A few months ago I was invited to submit work for a show at the Gallery Nucleus in Alhambra California. The show’s theme was Rock n’ Roll. One of the options was to illustrate a song or a lyric. I chose to do The Fairy Feller’s Master-stroke by Queen, which was itself a riff on the great painting by Victorian artist Richard Dadd. While working on the painting I snapped some work in progress shots with my iPad. For this blog post I’ve collected some of them to show you how this piece came together and share some of my thoughts at each stage.
I started by carefully drawing the image on a sheet of 300lb Arches coldpress paper. After that I contoured all of the forms using a brush and carbon black acrylic ink. This piece was intended as a fun take on the theme and while I didn’t want to copy Richard Dadd’s unfinished masterpiece, I did want to reference it. I borrowed the main figure and made him my own with the addition of wings and some other accoutrements. There are other references to Dadd’s work such as the daisies and the nuts.
I began painting with Liquitex acrylic ink, which has a particular vividness all its own. It handles somewhat like watercolour and blends well. I found that some of my watercolour technique was not usable with these inks but I really wanted to use just the inks, so I persisted. Why did I start here? I am left handed and this was the most comfortable place rest my brush.
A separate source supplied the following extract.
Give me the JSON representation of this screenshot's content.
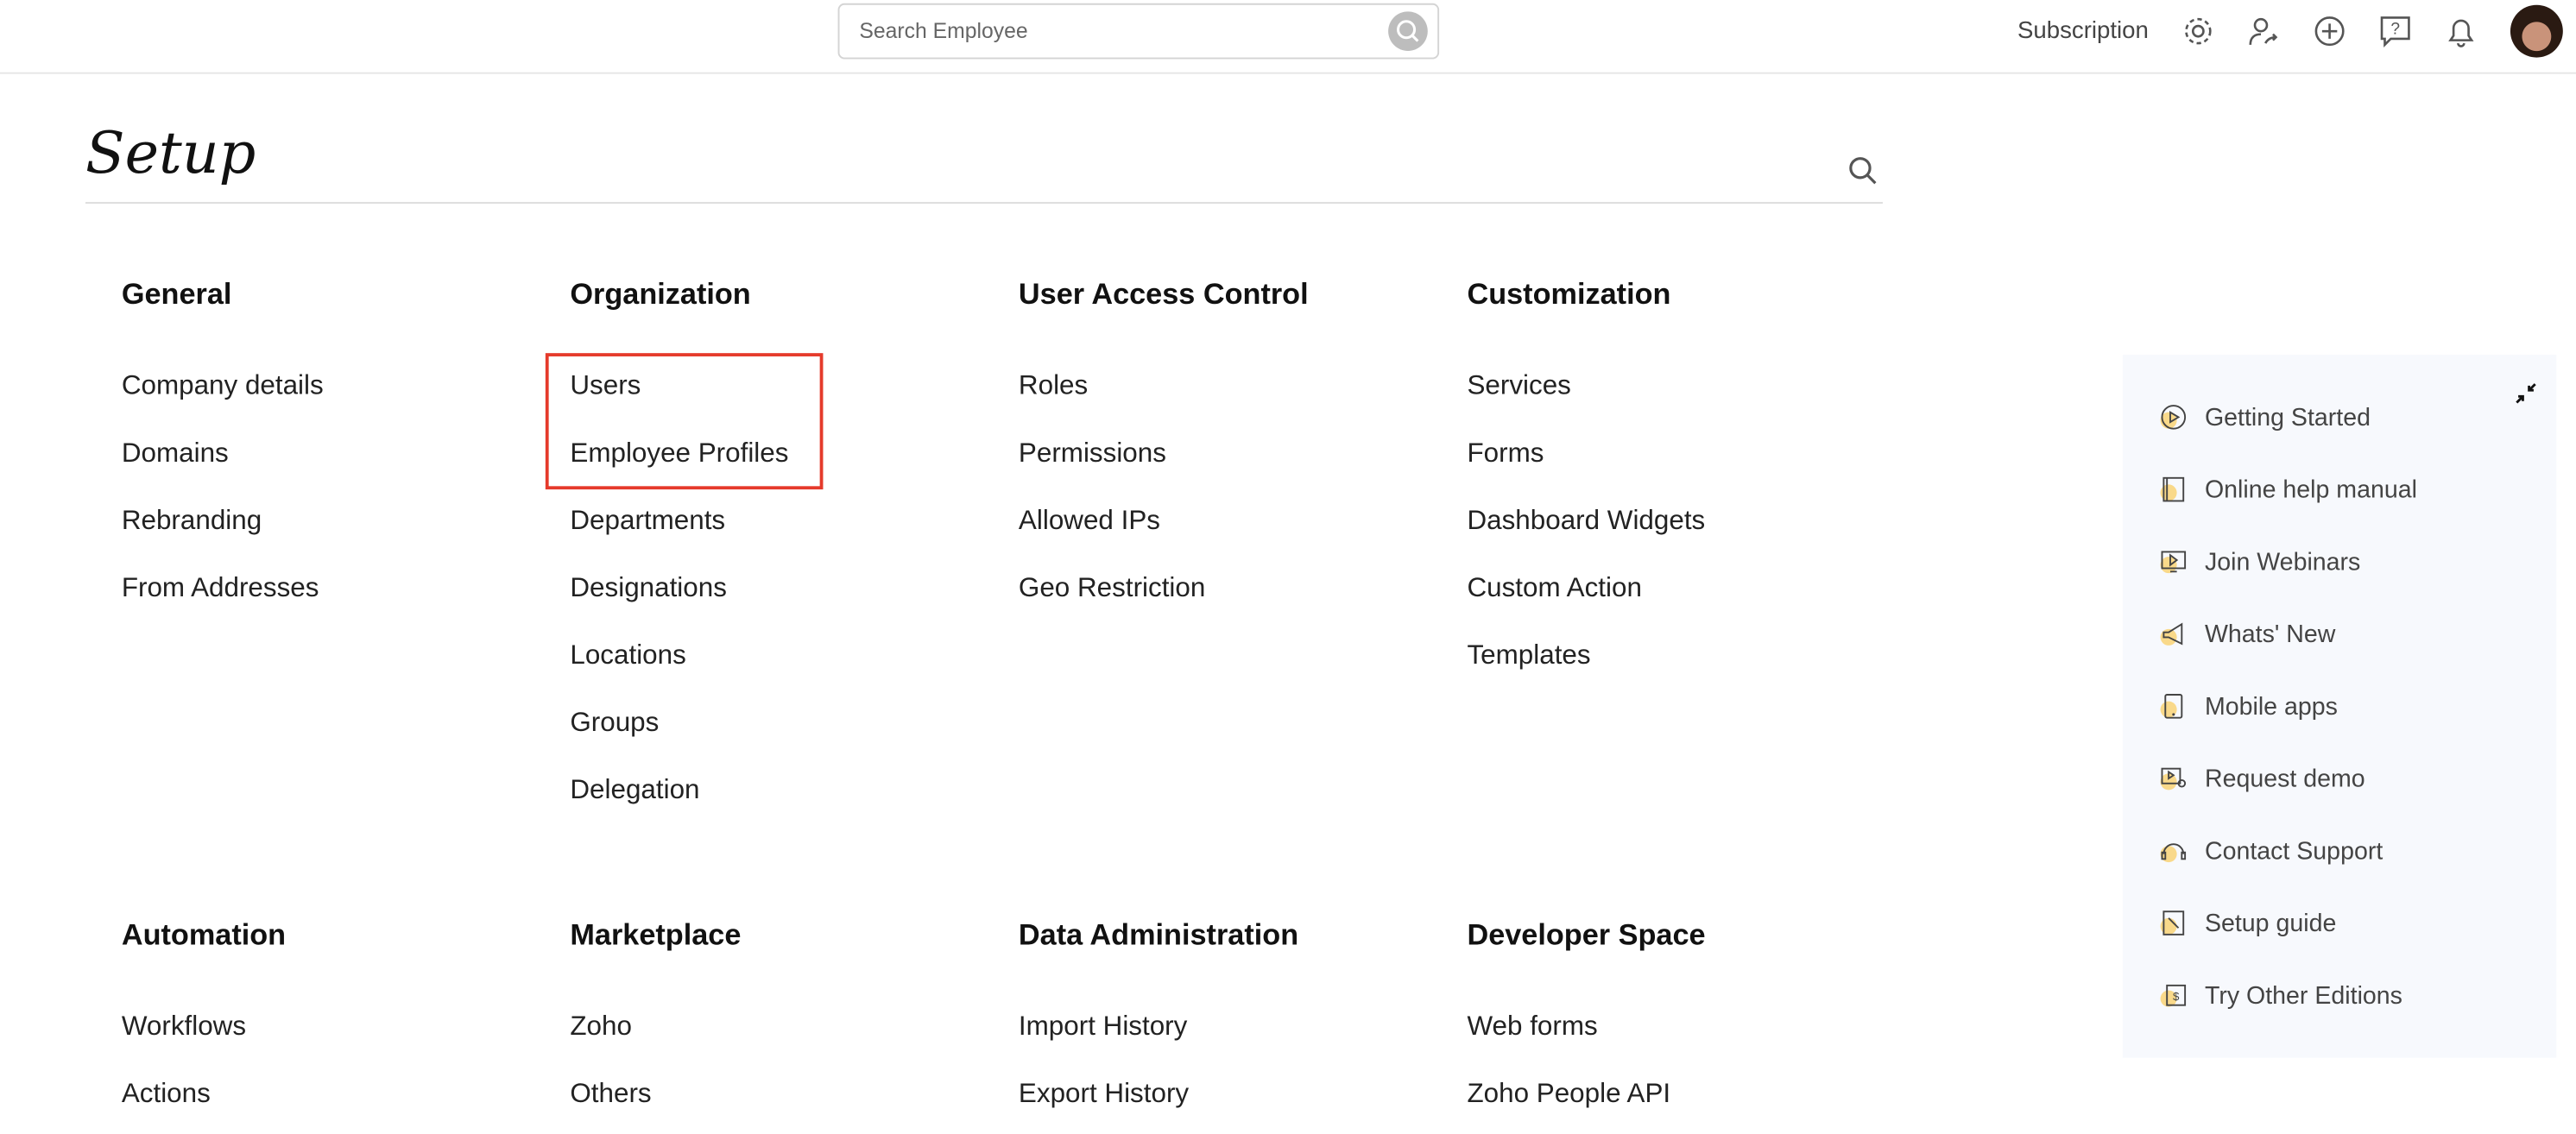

I decided at the outset that I would not approach this like a painting, by developing the whole surface. Instead I used the technique that I normally use for my ink drawings, fully developing one area before moving on.
At this stage I moved up because I wanted to paint the bird. I needed something “real” to set up the weirder subject matter. It also established a scale in an image where scale is otherwise almost impossible to determine. I remember feeling really good about the paint on the paper at this point and started working in some darker values. I wasn’t initially sure about the green gown but I knew it would take its proper place in the composition as I went along.
And then downward. With the side developing nicely I knew I had to work along the bottom to establish the foreground plane. It was around this point that I decided on a strategy of working around the border/ frame.
Painting this area was a lot of fun because I got to work on the fungus and introduce some different values. I liked the way the rust of the fungus picked up some of the colour in the fairy wing.
When working on a piece like this with a lot of moving parts I think it is important to create zones of interest. Each area of this composition has something for the viewer to look at. It also gave me the opportunity to work on something different, which is highly motivating; there was always another bit to push me on. Motivation was key on this piece because the timeline for production was very tight. Deadlines! About this time I realized that I needed some red. It was like tasting a soup and knowing it needed salt. Originally the feather was to be a crow feather, but I intuitively realized that it belonged to a cardinal. The red worked nicely against the green tree man.
Now I moved to the upper register. Spatially, the two upper figures are closer than the figures at the side. To stand out, the figures needed to be larger than the others. I emphasized the difference by introducing bolder colours, particularly the blue, which I feared was going to drip down the entire painting as I worked it very quickly.
At this point I was beginning to see the finished piece. I ordered the frame! I wanted to carefully preserve the luminosity in the clearing. It meant that I had to restrain my usual proclivity to go subatomic on the detail.
All images © Richard A. Kirk. Any reuse is strictly prohibited without permission of Richard A. Kirk
And finished. The Fairy Feller’s Master-stroke ready for the framer.